**EXTRACTED MATERIAL**:
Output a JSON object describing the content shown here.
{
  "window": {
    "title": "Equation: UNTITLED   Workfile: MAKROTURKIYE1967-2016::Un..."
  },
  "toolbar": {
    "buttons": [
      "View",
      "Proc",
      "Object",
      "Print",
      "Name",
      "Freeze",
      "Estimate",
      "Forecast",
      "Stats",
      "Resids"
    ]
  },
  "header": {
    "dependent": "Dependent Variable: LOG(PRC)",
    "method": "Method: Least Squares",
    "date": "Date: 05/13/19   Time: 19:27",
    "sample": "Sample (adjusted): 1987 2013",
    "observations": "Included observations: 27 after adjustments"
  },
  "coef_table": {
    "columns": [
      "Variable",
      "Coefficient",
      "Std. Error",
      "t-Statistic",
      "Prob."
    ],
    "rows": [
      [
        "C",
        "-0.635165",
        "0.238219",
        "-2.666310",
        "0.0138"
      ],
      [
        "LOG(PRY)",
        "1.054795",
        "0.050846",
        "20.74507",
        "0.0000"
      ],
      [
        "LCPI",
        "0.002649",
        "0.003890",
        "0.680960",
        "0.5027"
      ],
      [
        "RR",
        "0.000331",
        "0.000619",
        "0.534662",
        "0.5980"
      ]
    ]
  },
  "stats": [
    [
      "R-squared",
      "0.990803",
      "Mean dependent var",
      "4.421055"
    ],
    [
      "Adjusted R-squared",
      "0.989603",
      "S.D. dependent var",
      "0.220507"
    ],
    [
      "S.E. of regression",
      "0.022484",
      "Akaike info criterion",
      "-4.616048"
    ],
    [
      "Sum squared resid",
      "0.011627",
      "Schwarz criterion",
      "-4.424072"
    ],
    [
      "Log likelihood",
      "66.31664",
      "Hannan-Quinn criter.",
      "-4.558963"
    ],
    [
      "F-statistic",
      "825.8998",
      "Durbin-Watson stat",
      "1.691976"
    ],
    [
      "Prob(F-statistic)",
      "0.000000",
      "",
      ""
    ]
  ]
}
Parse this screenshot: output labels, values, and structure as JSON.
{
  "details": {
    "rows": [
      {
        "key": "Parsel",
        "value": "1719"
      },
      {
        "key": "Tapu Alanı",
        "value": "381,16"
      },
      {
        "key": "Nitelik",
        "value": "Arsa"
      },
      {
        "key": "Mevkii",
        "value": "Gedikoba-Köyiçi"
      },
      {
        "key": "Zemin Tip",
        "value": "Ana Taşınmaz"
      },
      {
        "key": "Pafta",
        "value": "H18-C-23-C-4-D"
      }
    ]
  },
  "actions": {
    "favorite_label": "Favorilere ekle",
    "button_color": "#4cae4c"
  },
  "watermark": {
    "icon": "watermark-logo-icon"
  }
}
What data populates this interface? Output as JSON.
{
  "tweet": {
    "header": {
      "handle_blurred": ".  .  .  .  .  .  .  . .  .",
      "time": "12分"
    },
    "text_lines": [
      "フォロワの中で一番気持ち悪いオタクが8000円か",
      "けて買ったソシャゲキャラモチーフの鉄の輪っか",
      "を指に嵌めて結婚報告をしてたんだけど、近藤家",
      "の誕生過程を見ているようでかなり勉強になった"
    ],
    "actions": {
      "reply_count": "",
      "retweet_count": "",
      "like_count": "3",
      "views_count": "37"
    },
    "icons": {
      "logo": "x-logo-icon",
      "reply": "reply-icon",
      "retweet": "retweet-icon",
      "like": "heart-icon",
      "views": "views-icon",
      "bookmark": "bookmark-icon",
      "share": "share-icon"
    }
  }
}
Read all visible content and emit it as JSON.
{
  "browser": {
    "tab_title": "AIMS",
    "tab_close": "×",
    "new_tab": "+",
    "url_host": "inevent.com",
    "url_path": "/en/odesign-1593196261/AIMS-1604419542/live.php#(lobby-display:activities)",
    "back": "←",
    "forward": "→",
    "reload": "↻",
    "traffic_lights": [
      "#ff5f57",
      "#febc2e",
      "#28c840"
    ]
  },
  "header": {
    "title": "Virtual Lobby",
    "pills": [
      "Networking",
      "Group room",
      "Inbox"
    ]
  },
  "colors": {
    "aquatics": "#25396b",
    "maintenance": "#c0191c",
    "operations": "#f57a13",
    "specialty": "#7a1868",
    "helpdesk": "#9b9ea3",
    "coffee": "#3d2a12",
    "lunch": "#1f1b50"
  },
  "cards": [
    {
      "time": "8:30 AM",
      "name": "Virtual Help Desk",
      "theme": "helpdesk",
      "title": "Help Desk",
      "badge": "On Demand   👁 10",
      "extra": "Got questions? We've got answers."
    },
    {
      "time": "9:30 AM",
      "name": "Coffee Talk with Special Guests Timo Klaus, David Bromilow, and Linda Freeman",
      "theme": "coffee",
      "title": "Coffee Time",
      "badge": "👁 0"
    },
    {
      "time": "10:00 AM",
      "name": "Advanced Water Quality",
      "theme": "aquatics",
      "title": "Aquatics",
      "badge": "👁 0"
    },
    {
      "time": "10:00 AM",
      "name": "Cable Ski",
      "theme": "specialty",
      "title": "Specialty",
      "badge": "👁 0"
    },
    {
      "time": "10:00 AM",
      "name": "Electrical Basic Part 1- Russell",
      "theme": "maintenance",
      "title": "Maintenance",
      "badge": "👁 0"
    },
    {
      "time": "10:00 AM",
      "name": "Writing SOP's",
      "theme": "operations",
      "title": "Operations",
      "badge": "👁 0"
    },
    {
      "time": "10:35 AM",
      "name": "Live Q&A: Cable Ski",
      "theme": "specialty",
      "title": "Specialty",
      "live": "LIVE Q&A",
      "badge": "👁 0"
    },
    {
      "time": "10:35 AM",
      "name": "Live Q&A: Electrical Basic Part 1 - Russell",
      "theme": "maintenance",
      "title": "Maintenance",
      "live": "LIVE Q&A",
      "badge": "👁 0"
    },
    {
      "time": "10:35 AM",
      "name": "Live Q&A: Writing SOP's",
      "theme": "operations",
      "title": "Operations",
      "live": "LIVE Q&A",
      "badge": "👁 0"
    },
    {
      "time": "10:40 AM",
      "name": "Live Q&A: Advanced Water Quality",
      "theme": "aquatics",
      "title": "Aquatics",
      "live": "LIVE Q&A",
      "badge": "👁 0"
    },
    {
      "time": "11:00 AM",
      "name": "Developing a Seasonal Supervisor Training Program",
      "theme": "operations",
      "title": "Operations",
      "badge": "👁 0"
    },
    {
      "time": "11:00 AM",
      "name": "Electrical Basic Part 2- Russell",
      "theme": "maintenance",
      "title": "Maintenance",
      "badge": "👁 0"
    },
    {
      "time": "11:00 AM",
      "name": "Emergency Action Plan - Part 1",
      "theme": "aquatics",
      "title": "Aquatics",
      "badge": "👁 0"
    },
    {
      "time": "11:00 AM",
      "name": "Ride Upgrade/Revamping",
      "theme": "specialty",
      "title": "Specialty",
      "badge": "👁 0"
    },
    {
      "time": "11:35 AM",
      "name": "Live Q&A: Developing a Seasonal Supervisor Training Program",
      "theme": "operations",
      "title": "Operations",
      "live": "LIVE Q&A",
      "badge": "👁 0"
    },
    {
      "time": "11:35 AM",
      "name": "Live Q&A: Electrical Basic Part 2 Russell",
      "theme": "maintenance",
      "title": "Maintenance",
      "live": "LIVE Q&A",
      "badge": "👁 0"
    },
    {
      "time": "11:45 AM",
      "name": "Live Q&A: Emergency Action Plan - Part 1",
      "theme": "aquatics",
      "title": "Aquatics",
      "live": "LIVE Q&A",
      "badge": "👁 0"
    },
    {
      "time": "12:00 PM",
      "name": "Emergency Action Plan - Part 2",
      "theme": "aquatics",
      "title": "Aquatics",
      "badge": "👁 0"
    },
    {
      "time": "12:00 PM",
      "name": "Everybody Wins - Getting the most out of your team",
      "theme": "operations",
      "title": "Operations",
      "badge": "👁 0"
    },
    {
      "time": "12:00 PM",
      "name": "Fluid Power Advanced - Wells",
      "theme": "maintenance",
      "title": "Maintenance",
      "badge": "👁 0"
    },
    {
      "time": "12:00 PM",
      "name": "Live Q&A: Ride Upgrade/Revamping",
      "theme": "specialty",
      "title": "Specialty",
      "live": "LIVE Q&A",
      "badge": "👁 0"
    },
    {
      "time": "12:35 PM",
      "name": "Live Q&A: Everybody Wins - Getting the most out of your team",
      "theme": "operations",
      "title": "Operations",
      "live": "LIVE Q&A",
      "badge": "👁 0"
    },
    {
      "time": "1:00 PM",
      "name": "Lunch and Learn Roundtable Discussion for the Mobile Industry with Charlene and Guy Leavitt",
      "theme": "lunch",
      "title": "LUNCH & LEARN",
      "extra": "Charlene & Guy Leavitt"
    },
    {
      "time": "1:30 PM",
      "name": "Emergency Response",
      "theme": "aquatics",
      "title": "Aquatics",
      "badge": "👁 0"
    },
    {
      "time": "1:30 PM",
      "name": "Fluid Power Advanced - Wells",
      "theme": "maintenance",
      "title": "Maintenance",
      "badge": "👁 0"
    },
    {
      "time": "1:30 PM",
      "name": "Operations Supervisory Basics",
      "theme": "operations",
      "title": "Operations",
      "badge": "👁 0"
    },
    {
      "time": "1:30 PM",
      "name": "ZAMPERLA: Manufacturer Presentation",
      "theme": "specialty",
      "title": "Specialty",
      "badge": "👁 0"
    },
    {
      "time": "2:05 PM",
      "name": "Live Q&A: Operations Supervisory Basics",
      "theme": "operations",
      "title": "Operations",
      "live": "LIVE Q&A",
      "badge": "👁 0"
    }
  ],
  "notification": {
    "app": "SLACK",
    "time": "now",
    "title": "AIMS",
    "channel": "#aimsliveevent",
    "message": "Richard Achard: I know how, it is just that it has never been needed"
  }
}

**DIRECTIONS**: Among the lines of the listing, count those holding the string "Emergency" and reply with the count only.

**RESULT FOR THIS TASK**: 4